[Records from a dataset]
* * * * *
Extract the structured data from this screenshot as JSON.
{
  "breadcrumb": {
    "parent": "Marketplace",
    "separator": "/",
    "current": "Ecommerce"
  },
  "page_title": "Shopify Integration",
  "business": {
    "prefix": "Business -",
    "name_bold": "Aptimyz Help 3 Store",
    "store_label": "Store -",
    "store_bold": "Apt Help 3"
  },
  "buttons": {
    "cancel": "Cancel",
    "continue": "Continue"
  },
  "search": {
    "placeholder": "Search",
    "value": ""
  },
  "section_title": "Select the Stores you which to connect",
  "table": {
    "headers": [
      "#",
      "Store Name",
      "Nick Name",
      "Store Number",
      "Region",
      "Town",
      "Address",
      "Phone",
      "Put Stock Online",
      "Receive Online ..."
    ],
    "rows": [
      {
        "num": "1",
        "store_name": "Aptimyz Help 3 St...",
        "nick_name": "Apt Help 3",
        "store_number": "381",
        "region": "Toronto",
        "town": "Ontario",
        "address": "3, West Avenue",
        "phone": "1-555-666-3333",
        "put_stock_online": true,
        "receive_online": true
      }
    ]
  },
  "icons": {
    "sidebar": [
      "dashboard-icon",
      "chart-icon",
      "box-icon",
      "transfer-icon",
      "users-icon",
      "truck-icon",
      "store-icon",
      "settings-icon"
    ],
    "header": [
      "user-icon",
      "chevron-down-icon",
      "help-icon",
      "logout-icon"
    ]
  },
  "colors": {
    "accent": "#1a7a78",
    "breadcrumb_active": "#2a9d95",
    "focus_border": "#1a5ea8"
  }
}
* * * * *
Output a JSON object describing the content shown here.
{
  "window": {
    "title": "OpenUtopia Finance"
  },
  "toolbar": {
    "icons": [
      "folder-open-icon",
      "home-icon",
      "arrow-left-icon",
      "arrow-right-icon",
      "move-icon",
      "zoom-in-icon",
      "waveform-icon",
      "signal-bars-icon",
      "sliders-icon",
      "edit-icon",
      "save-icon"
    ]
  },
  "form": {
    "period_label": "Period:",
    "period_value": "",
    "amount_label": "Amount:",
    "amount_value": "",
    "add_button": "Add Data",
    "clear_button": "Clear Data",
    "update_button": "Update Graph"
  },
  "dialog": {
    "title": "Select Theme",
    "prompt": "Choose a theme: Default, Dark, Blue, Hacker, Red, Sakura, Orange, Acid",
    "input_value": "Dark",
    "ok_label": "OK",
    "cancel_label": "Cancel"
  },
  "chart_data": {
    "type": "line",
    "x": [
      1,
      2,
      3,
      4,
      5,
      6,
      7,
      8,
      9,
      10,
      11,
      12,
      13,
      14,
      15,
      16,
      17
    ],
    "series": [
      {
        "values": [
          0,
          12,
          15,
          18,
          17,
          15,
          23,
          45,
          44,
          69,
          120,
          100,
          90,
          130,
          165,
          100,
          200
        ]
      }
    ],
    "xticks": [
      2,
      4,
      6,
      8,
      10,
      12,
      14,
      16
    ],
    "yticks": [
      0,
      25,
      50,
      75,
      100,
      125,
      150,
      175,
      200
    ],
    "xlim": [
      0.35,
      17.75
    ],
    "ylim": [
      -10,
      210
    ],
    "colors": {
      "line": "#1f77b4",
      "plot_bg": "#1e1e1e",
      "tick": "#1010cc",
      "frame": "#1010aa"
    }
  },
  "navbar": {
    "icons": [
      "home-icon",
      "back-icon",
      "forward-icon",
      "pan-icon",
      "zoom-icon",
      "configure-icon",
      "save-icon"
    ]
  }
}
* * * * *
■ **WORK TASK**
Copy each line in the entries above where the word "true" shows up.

■ **ANSWER AREA**
        "put_stock_online": true,
        "receive_online": true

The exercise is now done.